When you’re craving Sid Meier’s Civilization but end up with Millennia instead, it’s like settling for the Civilization at home version. While there are some positive aspects to highlight about this 4X contender, it ultimately falls short due to shaky fundamentals.

Gameplay and Mechanics

Millennia is a turn-based empire-builder that draws inspiration from real history, with a touch of alternate history. However, one major concern is the tile economy. Every tile can be claimed by your cities for resource generation, but the limited space and lack of hybridization options lead to crowded and unrealistic city layouts.

Building Tall and Production Chains
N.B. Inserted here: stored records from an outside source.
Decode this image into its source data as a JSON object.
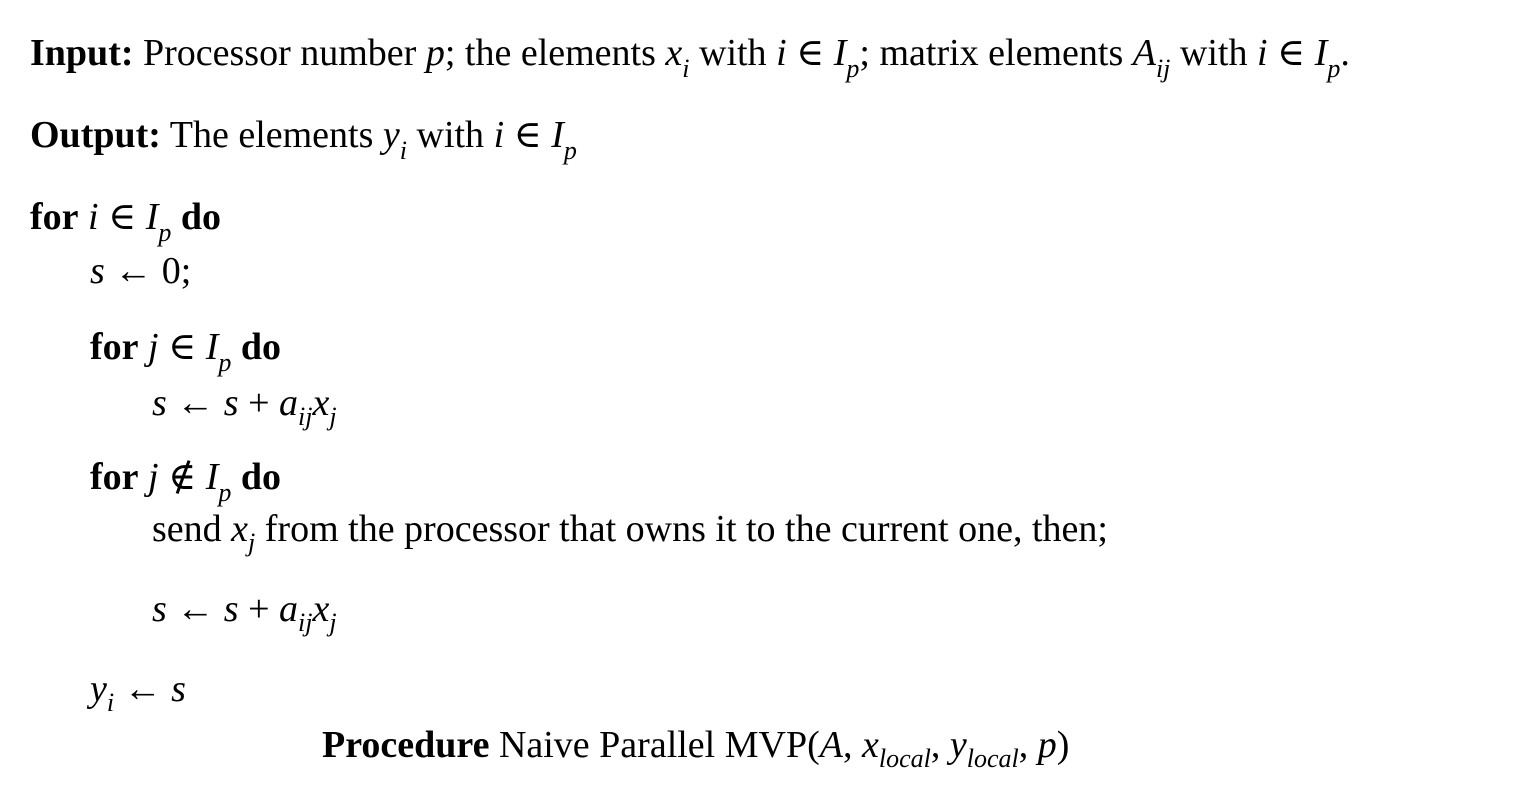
{
  "input": {
    "label": "Input:",
    "t1": "Processor number",
    "p": "p",
    "t2": "; the elements",
    "x": "x",
    "x_sub": "i",
    "t3": "with",
    "i": "i",
    "in": "∈",
    "I": "I",
    "I_sub": "p",
    "t4": "; matrix elements",
    "A": "A",
    "A_sub": "ij",
    "t5": "with",
    "i2": "i",
    "in2": "∈",
    "I2": "I",
    "I2_sub": "p",
    "end": "."
  },
  "output": {
    "label": "Output:",
    "t1": "The elements",
    "y": "y",
    "y_sub": "i",
    "t2": "with",
    "i": "i",
    "in": "∈",
    "I": "I",
    "I_sub": "p"
  },
  "loop1": {
    "kw_for": "for",
    "var": "i",
    "in": "∈",
    "I": "I",
    "I_sub": "p",
    "kw_do": "do"
  },
  "assign_s0": {
    "s": "s",
    "arrow": "←",
    "val": "0;"
  },
  "loop2": {
    "kw_for": "for",
    "var": "j",
    "in": "∈",
    "I": "I",
    "I_sub": "p",
    "kw_do": "do"
  },
  "update1": {
    "s": "s",
    "arrow": "←",
    "s2": "s",
    "plus": "+",
    "a": "a",
    "a_sub": "ij",
    "x": "x",
    "x_sub": "j"
  },
  "loop3": {
    "kw_for": "for",
    "var": "j",
    "notin": "∉",
    "I": "I",
    "I_sub": "p",
    "kw_do": "do"
  },
  "send": {
    "t1": "send",
    "x": "x",
    "x_sub": "j",
    "t2": "from the processor that owns it to the current one, then;"
  },
  "update2": {
    "s": "s",
    "arrow": "←",
    "s2": "s",
    "plus": "+",
    "a": "a",
    "a_sub": "ij",
    "x": "x",
    "x_sub": "j"
  },
  "assign_y": {
    "y": "y",
    "y_sub": "i",
    "arrow": "←",
    "s": "s"
  },
  "caption": {
    "kw": "Procedure",
    "name": "Naive Parallel MVP(",
    "A": "A",
    "comma1": ", ",
    "x": "x",
    "x_sub": "local",
    "comma2": ", ",
    "y": "y",
    "y_sub": "local",
    "comma3": ", ",
    "p": "p",
    "close": ")"
  }
}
Players can unlock ways to ‘build tall’ and create complex production chains, such as processing grain into flour. Trade between cities adds depth to gameplay, but it doesn’t fully alleviate the frustrations with the tile economy. The absence of districts like in Civ 6 leads to unwieldy city sprawl.

Resource Management Challenges
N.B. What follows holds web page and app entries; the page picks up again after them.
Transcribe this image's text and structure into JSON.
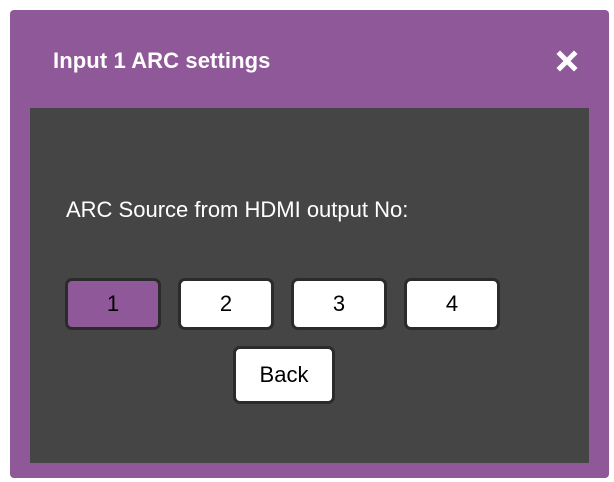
{
  "dialog": {
    "title": "Input 1 ARC settings",
    "close_icon": "close-icon",
    "prompt": "ARC Source from HDMI output No:",
    "output_buttons": [
      {
        "label": "1",
        "selected": true
      },
      {
        "label": "2",
        "selected": false
      },
      {
        "label": "3",
        "selected": false
      },
      {
        "label": "4",
        "selected": false
      }
    ],
    "back_label": "Back"
  },
  "colors": {
    "accent": "#8f5898",
    "panel": "#464545",
    "button_border": "#2c2b2b",
    "button_bg": "#ffffff"
  }
}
Clearing forests is only possible in the Information Age, which can be a hindrance when trying to optimize land for farming. Additionally, the introduction of confusing resources and the disjointed nature of education, knowledge, and specialists can be frustrating for players.

City Needs and Ages

Cities in Millennia have varying needs as they grow, from food and sanitation to education and internet access. While some make sense, others like social media boosting population growth can be confusing. Alternate ages offer unique experiences, but unlocking certain ones can be challenging.

Warfare and Performance

The AI in warfare is competent, but issues with turn order clarity and battle prediction can be frustrating. Late-game performance is a significant concern, with long wait times between turns on larger maps.

Campaign and Customization

The campaign set-up options are limited, with only 18 nations to choose from and restricted map generation choices. Customizing nations throughout the ages adds depth, but the lack of architectural differences and diverse leader personalities leaves the game feeling somewhat lacking in flavor.